Cleaning up nuclear waste … with glass

Stored in steel drums and buried in mountainsides, nuclear waste can remain radioactive for hundreds of thousands of years.
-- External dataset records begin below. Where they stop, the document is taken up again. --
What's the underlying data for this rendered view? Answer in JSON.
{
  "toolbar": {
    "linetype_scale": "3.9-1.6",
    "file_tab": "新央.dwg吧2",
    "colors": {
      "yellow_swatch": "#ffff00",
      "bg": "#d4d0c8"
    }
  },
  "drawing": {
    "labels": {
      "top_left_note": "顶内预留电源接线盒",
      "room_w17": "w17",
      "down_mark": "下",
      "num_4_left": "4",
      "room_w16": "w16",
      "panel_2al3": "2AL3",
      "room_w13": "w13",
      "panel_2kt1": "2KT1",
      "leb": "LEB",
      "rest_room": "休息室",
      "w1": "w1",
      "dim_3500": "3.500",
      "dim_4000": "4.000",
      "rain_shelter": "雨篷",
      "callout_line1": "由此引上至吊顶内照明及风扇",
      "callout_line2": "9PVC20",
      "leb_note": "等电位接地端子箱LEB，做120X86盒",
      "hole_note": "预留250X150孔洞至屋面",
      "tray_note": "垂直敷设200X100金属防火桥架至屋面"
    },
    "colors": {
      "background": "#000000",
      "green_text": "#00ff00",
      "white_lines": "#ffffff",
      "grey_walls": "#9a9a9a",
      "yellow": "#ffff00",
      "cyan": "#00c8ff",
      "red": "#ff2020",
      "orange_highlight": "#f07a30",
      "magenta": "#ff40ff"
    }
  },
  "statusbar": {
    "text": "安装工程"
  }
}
Reducing the space needed to store the waste saves time and money and will reduce the overall environmental impact, says Richard Brow, Curators’ Professor of ceramic engineering. [Read more…]

High-strength steel = fuel-efficient cars

By the year 2025, cars and light trucks will average 54.5 miles per gallon — at least that’s the goal set by the U.S. Department of Transportation in its corporate Average Fuel Economy (CAFE) regulations. [Read more…]

Easy-bake asteroids

Leslie Gertsch is baking asteroids in search of an interstellar water source that could one day lead to industrialized space travel.  [Read more…]

Life is a highway (simulation)

Using the cab of a white Ford Ranger XLT with split bucket seats as a driving simulator, a team of Missouri S&T researchers is evaluating road sign configurations to see if alternatives could make drivers — and workers — safer in work zones on Missouri roadways. [Read more…]

Making research more accessible

Military historian John C. McManus is conducting research for a new two-volume history of the U.S. Army in the Pacific and Asian theater during World War II through a grant from the National Endowment for the Humanities (NEH), which wants to make scholarly research more accessible to the public. [Read more…]

In print

Elizabeth Cudney, PhD EMgt’06, an associate professor of engineering management and systems engineering, co-wrote Total Productive Maintenance: Strategies and Implementation Guide, which was published in July by CRC Press.

Kellie Grasman, a lecturer in engineering management and systems engineering, co-wrote a textbook titled Fundamentals of Engineering Economic Analysis. The text won the Book of the Year Award at the 2015 Industrial and Systems Engineering Research Conference.

Studying the building blocks of life

Yinfa Ma, Curators’ Teaching Professor of chemistry, and Honglan Shi, an associate research professor of chemistry, are working with colleagues at Clemson University to develop a microscopic fiber optic probe that can detect changes in a single cell. The work is funded through a $567,311 grant from the National Institute of General Medical Sciences of the National Institutes of Health. [Read more…]

Color printing with no ink

Unlike inkjet or laser printers, which use mixtures of various pigments to reproduce color on a printed page, a new process developed by a pair of S&T mechanical engineers uses nanomaterials for color printing with no ink. The finished product is visible only with the aid of a high-powered electron microscope. [Read more…]

Fruit flies could unlock Alzheimer’s sleep secrets

Courtney Fiebelman is conducting research about Alzheimer's disease through sleep patterns by studying fruit flies on Wednesday April 29, 2015.     Sam O'Keefe/Missouri S&T

Courtney Fiebelman is conducting research about Alzheimer’s disease through sleep patterns by studying fruit flies on Wednesday April 29, 2015. Sam O’Keefe/Missouri S&T

According to the Alzheimer’s Association, people with Alzheimer’s Disease often have sleep pattern changes, and sleep changes somehow result from the disease’s impact on the brain.
[Read more…]

Classroom roll call? There’s an app for that

A team of Missouri S&T researchers has developed an app that tracks classroom attendance using a smartphone camera.

[Read more…]